It may well be the case with you too, but women are the backbone of my family. Strong, assertive and caring women like my mother, my late nana, my wife and – increasingly and especially, my 13 year-old daughter – are the glue that holds the family ties together.
I hope that you were able to recognise the importance and significance of women but especially mothers last Sunday during Mother’s Day.
Going round the supermarket in Hartlepool last weekend, it was fairly obvious from the queues of people near the flowers and cards that most wanted to show how important their mothers are to them, even if other men probably looked a bit like me in being frazzled and confused as to what to actually get.
There was a further opportunity to celebrate the importance of women this week with International Women’s Day. I know some people, usually men, might say well why isn’t there an International Men’s day (although actually there is), but I, as a man, think that a day that recognises the importance of women is vital.
The progress in this country and others in terms of the status and freedom of women – whether that freedom is economic, in terms of having money of their own, social, in terms of being able to do what they want and how they want, and political freedom, in terms of having the vote and being able to become MPs – has been astonishing.
My brother and sister-in-law visited me in Parliament a couple of weeks ago with their daughter and my niece, Gabriella, who is 13-months-old. I showed them the cupboard in St Mary Undercroft, the chapel of the House of Commons, where Emily Wilding Davison, a suffragette who of course was from the North East, hid overnight on the night of the census so that she could say in the 1911 census that her place of residence was “the House of Commons”, thereby increasing publicity for the votes for women campaign.
It was great to see little Gabriella stand in the same place where Emily Davison campaigned to give her, in a few years time, the freedom to vote. I should imagine that Gabriella will find it astonishing that her political opinion and ability to express that opinion through the ballot box was denied to previous generations of women simply on account of their gender.
This is remarkable and, speaking of other countries, it might result in the culmination later this year of the election of the first women president in the United States, Hillary Clinton. That will be a profound and symbolic event.
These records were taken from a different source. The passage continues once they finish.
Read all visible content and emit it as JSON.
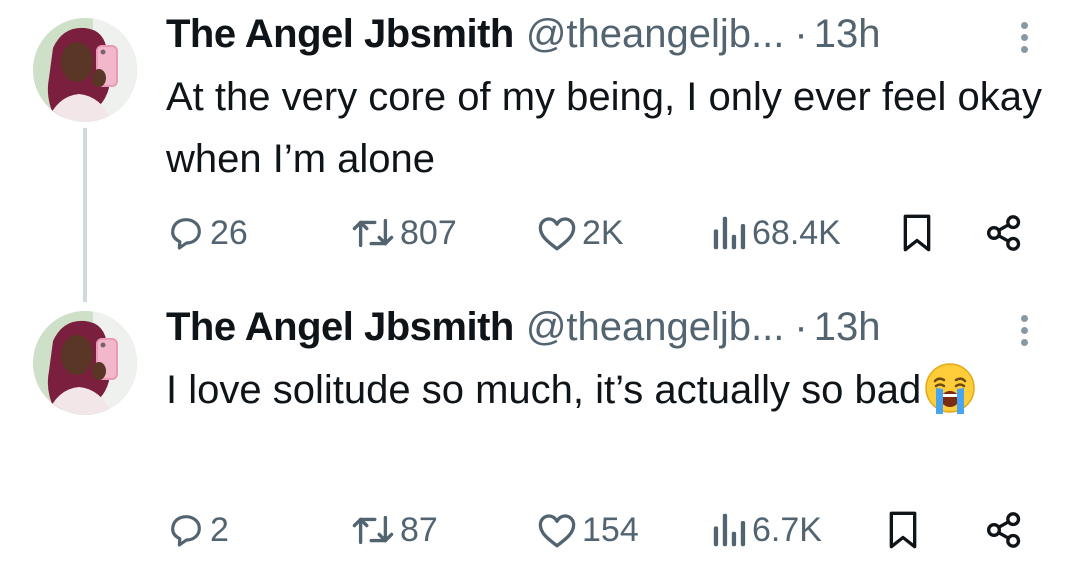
{
  "tweets": [
    {
      "name": "The Angel Jbsmith",
      "handle": "@theangeljb...",
      "separator": "·",
      "time": "13h",
      "text": "At the very core of my being, I only ever feel okay when I’m alone",
      "emoji": "",
      "replies": "26",
      "retweets": "807",
      "likes": "2K",
      "views": "68.4K"
    },
    {
      "name": "The Angel Jbsmith",
      "handle": "@theangeljb...",
      "separator": "·",
      "time": "13h",
      "text": "I love solitude so much, it’s actually so bad",
      "emoji": "loudly-crying-face",
      "replies": "2",
      "retweets": "87",
      "likes": "154",
      "views": "6.7K"
    }
  ],
  "icons": {
    "reply": "speech-bubble-icon",
    "retweet": "retweet-icon",
    "like": "heart-icon",
    "views": "bar-chart-icon",
    "bookmark": "bookmark-icon",
    "share": "share-icon",
    "more": "more-vertical-icon"
  },
  "colors": {
    "text": "#0f1419",
    "secondary": "#536471",
    "thread_line": "#cfd9de"
  }
}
However there remains strong barriers, both in terms of significant matters, as well as seemingly small, trivial and annoying things, that hold back women in this country.
There remains a gender pay gap, some 40 years after this was meant to have been legalised out of existence. I think it is disgusting that anybody is paid a different rate for doing the same job, and yet women are experiencing this every day. In business, it is still unusual for women to lead big companies, even though there is evidence to suggest there is a link between a female chief executive and improved profitability of a company.
In terms of the biggest businesses in the country, the FTSE 100, there are more bosses called John than there are women in charge. Women in their 50s are being penalised in an unfair way over their pension provisions.
There’s also the issue of gender pricing. Why do razors for women cost on average 50 per cent more than the equivalent for us men? Why does Argos sell a child’s scooter in pink at £5 more than the scooter in blue? And why do sanitary products, hardly a luxury or non-essential for a large part of the population, command VAT at 20 per cent?
There has been remarkable progress over women’s rights, but there is a lot more to do. That is why International Women’s Day is still worth celebrating in this country.